◆ **TASK INSTRUCTIONS**: Each line below that contains the word "equivalent" must be copied.

◆ **RAW DATA**:
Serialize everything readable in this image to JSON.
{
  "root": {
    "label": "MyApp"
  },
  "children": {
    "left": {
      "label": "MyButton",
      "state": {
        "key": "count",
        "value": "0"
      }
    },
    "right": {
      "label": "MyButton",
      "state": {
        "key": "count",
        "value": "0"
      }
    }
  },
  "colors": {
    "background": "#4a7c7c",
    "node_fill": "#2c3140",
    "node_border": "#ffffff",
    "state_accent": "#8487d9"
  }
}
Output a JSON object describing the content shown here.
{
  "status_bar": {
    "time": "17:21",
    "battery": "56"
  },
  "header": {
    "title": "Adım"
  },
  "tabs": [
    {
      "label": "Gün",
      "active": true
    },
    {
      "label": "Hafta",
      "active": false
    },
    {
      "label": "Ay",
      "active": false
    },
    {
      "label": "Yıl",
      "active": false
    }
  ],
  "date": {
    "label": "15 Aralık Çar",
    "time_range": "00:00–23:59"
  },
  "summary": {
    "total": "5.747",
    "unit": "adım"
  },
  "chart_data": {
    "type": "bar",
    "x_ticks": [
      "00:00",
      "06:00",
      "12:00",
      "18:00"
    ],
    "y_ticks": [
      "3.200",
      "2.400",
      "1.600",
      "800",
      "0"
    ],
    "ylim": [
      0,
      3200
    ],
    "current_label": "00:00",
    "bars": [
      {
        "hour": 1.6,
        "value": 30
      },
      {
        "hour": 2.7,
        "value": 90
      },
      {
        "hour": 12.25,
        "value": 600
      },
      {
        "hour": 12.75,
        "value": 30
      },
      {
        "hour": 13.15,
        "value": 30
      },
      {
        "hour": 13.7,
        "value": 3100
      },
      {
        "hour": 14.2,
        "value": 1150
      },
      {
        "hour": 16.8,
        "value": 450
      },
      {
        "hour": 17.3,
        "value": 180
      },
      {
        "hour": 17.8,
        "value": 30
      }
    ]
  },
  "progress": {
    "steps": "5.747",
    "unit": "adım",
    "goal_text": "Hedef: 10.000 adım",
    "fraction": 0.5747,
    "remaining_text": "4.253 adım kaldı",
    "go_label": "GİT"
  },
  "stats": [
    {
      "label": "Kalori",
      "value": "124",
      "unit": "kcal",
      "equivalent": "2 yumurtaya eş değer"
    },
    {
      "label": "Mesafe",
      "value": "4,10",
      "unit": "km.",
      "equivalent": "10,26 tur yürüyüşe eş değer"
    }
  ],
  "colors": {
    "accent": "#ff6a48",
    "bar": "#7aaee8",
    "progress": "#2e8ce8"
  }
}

◆ **COMPLETED TASK**:
      "equivalent": "2 yumurtaya eş değer"
      "equivalent": "10,26 tur yürüyüşe eş değer"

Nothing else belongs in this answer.